Are you hoping to enhance the app in the future? What are you hoping to add? (Long term/short term?)

Short term:

  • employment records / records of previous members of corps. This feature is already built, I’m just giving it some more time to build a bit more of a history (records will only ever go back to when E.C.I. was launched).
  • ability to upload CSV files and chat logs to submit characters from, instead of just typing them all in the box

Medium term (live launch of new API system on August 30):

  • ability to link your characters to your account if desired, using API keys
  • introduction of the “comment” system, where characters can post comments on the info sheets of alliances, corporations, or other characters

Long term:

  • gathering as many killmails as possible and using them to introduce a large number of statistics for each character and corporation.
  • introducing a “likely alts” system, where a heuristic algorithm uses all available data to determine the probability that two characters are alts of each other. This one’s going to take me a while to code 😉

EVE Online players have a long tradition of creating and using 3rd party apps to enhance their gameplay. They also have a long tradition of spying, in fact the newly appointed chairman of the CSM is famous for doing just that. Do you think ECI will change the nature of spying in EVE?

That depends on what kind of spying you’re talking about. If you’re just sending in an undercover alt to an enemy corp so you can steal their member list, then yes, that is now obsolete. However, players will always want to infiltrate corps either to learn about corp plans/operations, or to steal something. Listing the members of a corp was the original purpose of E.C.I., but as it develops I am finding myself moving more towards the goal of building a very powerful tool for recruiters. With the introduction of the upvote/downvote system, where characters can be rated on different attributes by E.C.I. users, recruiters can now see what other people (including previous employers) think of chars, and when kill stats are introduced they will be able to see if they really want that person in the corp, considering they lost 2 bil in ships last month.

With the feature of character flagging, do you expect to see a difference in how people play the game? You’d think that if people where consistantly stealing from their corporations, that they’d eventually end up being blacklisted and unable to get into corporations and continue unless they’d apply to corporations that wasn’t using your service?

That is the goal, yes. The tricky part of this if I let non-subscribing players flag (which I call voting now), then there’s no way to stop spam. If I only let subscribing players flag, then I can control spam but there is a very limited number of people who are contributing.

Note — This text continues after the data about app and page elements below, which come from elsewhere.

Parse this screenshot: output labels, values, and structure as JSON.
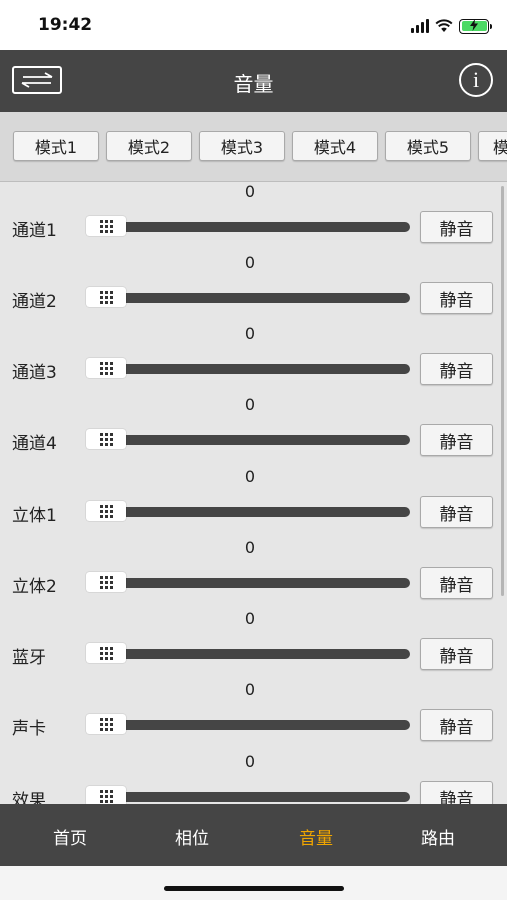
{
  "status": {
    "time": "19:42",
    "battery_color": "#4cd964"
  },
  "header": {
    "title": "音量",
    "left_icon": "swap-arrows-icon",
    "right_icon": "info-icon",
    "info_glyph": "i"
  },
  "modes": [
    "模式1",
    "模式2",
    "模式3",
    "模式4",
    "模式5",
    "模"
  ],
  "channels": [
    {
      "label": "通道1",
      "value": "0",
      "mute_label": "静音",
      "level": 0
    },
    {
      "label": "通道2",
      "value": "0",
      "mute_label": "静音",
      "level": 0
    },
    {
      "label": "通道3",
      "value": "0",
      "mute_label": "静音",
      "level": 0
    },
    {
      "label": "通道4",
      "value": "0",
      "mute_label": "静音",
      "level": 0
    },
    {
      "label": "立体1",
      "value": "0",
      "mute_label": "静音",
      "level": 0
    },
    {
      "label": "立体2",
      "value": "0",
      "mute_label": "静音",
      "level": 0
    },
    {
      "label": "蓝牙",
      "value": "0",
      "mute_label": "静音",
      "level": 0
    },
    {
      "label": "声卡",
      "value": "0",
      "mute_label": "静音",
      "level": 0
    },
    {
      "label": "效果",
      "value": "0",
      "mute_label": "静音",
      "level": 0
    }
  ],
  "tabs": [
    {
      "label": "首页",
      "active": false
    },
    {
      "label": "相位",
      "active": false
    },
    {
      "label": "音量",
      "active": true
    },
    {
      "label": "路由",
      "active": false
    }
  ],
  "colors": {
    "bar": "#454545",
    "active_tab": "#f0a500"
  }
}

So, I believe that once it reaches critical mass and people start seeing the benefits of it, it will take off. As a previous CEO and recruiter myself, I am well aware of how difficult it is to contact previous employers and get straight answers, so I think this will be a very useful system. The introduction of the comments feature will help this even further, and I am also in talks with the devs of some 3rd party apps designed specifically for background checking about integrating the services.

Do you see potential for some gameplay styles to simply vanish because it can keep track of these type of players or do you see potential the social dynamics in the game to start changing?

E.C.I. is extremely broad in where it gets its data from, and so I don’t see people changing their style so much that they’ll never get caught by the system. The real trick to it is that once your character name or ID has been captured, it’s there for good until the char is deleted. I see that people might be more careful about posting on the forums with their hidden alts or something, but I think most people will realize that the extra effort required to evade being found simply isn’t worth the effort. In terms of social dynamics, I forsee that there might be a drop in corp theft in the future 😛